ASSIGNMENT: The lines to find are those in the entries that hold the word "OPPO"; copy every one of them.

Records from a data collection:

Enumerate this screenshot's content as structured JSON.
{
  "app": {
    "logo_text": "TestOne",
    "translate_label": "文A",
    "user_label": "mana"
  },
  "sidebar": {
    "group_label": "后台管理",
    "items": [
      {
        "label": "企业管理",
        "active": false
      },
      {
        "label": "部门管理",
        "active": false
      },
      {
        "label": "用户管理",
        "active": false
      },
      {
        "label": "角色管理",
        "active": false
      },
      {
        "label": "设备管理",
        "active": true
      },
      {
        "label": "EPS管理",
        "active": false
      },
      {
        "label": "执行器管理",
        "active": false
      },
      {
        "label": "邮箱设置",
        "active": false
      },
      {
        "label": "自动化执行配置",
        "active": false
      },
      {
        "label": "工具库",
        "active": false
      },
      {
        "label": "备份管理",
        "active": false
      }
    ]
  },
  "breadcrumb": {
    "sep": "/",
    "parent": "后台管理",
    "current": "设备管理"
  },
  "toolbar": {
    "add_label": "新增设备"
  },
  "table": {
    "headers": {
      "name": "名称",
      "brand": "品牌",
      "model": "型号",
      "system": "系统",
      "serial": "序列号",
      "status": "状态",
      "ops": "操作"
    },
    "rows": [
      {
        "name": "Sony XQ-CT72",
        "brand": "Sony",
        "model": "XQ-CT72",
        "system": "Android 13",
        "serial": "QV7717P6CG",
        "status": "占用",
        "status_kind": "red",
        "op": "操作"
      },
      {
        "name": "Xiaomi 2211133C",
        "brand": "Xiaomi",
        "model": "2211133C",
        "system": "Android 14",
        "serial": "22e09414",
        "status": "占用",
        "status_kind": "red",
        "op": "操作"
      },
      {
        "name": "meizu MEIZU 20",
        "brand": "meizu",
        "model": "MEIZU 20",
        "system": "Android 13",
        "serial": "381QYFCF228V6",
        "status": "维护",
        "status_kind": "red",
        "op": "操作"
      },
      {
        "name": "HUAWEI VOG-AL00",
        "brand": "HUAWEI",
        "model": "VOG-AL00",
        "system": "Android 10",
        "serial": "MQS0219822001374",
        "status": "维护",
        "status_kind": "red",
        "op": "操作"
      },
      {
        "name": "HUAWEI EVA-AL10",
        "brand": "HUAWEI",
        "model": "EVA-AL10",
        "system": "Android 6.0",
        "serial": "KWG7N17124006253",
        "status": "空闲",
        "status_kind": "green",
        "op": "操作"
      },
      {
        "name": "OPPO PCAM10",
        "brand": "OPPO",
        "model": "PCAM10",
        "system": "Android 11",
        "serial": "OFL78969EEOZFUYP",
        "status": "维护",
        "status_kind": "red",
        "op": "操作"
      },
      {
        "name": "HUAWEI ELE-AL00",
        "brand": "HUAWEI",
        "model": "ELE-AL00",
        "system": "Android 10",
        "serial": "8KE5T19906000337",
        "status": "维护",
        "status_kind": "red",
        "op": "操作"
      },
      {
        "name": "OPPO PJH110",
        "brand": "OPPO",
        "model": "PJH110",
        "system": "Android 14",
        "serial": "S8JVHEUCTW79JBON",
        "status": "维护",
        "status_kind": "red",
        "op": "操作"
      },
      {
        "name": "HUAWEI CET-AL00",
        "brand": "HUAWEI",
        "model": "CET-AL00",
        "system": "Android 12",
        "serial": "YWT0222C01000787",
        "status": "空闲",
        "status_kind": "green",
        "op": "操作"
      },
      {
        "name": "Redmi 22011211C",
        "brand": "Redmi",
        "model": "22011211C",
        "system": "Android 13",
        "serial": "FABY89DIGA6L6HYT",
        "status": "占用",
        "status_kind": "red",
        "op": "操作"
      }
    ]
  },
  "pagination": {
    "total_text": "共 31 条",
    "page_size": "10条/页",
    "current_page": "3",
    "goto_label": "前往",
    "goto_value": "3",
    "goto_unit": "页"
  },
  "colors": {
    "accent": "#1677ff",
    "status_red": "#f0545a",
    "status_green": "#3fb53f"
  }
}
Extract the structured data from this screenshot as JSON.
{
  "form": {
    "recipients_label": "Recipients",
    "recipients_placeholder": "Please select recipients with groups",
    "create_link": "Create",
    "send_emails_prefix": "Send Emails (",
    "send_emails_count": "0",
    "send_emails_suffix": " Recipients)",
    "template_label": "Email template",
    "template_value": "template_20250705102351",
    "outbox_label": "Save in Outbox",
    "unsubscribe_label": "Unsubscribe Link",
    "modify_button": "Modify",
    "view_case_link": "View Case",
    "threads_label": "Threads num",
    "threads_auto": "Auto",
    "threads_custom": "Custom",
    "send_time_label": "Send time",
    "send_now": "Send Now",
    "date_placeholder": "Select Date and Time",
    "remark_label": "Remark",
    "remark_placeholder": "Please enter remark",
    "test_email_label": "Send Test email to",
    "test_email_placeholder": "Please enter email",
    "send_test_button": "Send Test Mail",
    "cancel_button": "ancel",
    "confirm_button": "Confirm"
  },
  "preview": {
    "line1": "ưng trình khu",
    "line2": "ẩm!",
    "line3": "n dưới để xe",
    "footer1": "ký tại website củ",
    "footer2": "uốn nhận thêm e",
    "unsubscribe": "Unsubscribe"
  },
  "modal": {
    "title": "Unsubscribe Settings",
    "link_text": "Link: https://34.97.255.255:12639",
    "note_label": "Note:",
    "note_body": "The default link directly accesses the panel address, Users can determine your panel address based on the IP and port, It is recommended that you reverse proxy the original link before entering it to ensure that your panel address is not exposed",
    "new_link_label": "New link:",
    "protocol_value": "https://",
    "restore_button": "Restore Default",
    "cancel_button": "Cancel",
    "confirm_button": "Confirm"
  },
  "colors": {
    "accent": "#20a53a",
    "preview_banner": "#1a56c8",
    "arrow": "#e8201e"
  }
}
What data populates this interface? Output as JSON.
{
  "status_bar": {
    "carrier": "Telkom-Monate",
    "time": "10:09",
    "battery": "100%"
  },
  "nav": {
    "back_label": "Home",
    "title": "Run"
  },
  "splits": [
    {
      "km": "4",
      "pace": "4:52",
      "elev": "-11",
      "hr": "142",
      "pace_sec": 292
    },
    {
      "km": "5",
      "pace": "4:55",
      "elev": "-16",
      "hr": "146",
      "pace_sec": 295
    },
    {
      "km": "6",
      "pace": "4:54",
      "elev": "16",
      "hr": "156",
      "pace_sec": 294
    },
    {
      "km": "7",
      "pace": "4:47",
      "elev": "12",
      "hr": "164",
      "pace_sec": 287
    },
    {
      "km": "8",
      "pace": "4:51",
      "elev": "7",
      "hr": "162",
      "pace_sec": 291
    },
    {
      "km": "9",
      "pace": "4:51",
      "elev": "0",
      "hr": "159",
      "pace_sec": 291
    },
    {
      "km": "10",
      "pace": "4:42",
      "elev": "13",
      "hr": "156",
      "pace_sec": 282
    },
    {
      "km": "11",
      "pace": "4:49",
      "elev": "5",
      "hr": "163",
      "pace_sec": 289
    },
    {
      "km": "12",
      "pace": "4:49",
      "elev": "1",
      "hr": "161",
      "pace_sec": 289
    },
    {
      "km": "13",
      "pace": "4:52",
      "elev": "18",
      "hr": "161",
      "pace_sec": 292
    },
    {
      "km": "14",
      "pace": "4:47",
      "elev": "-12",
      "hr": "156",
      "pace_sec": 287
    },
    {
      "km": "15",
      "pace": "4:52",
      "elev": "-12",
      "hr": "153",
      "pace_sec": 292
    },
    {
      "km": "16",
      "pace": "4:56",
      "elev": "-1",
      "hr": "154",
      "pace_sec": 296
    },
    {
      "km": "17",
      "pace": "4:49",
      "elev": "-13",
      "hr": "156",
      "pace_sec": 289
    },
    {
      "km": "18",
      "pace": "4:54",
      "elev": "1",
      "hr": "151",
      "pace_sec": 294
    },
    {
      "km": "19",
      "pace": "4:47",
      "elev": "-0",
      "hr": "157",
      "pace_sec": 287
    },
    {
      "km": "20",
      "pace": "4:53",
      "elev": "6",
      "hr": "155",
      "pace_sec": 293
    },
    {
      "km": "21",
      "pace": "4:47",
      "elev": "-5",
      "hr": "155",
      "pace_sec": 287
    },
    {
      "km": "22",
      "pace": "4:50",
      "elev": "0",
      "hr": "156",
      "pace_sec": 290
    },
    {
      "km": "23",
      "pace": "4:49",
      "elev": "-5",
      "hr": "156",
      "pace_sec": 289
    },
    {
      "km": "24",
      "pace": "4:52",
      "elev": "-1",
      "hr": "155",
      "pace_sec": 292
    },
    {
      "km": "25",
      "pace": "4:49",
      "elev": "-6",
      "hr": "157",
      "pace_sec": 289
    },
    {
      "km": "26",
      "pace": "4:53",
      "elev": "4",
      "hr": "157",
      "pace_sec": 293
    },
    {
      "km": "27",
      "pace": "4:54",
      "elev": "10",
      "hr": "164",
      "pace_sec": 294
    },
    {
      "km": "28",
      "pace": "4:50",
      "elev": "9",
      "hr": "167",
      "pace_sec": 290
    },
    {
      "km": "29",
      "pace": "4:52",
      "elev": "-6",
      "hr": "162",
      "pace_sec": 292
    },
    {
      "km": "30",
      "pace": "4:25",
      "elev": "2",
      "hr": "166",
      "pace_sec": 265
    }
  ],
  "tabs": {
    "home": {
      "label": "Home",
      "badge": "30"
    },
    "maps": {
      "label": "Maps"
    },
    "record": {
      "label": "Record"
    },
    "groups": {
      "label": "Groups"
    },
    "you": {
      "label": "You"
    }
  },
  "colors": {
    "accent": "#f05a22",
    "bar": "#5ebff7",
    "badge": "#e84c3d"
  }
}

EXERCISE RESPONSE:
        "name": "OPPO PCAM10",
        "brand": "OPPO",
        "name": "OPPO PJH110",
        "brand": "OPPO",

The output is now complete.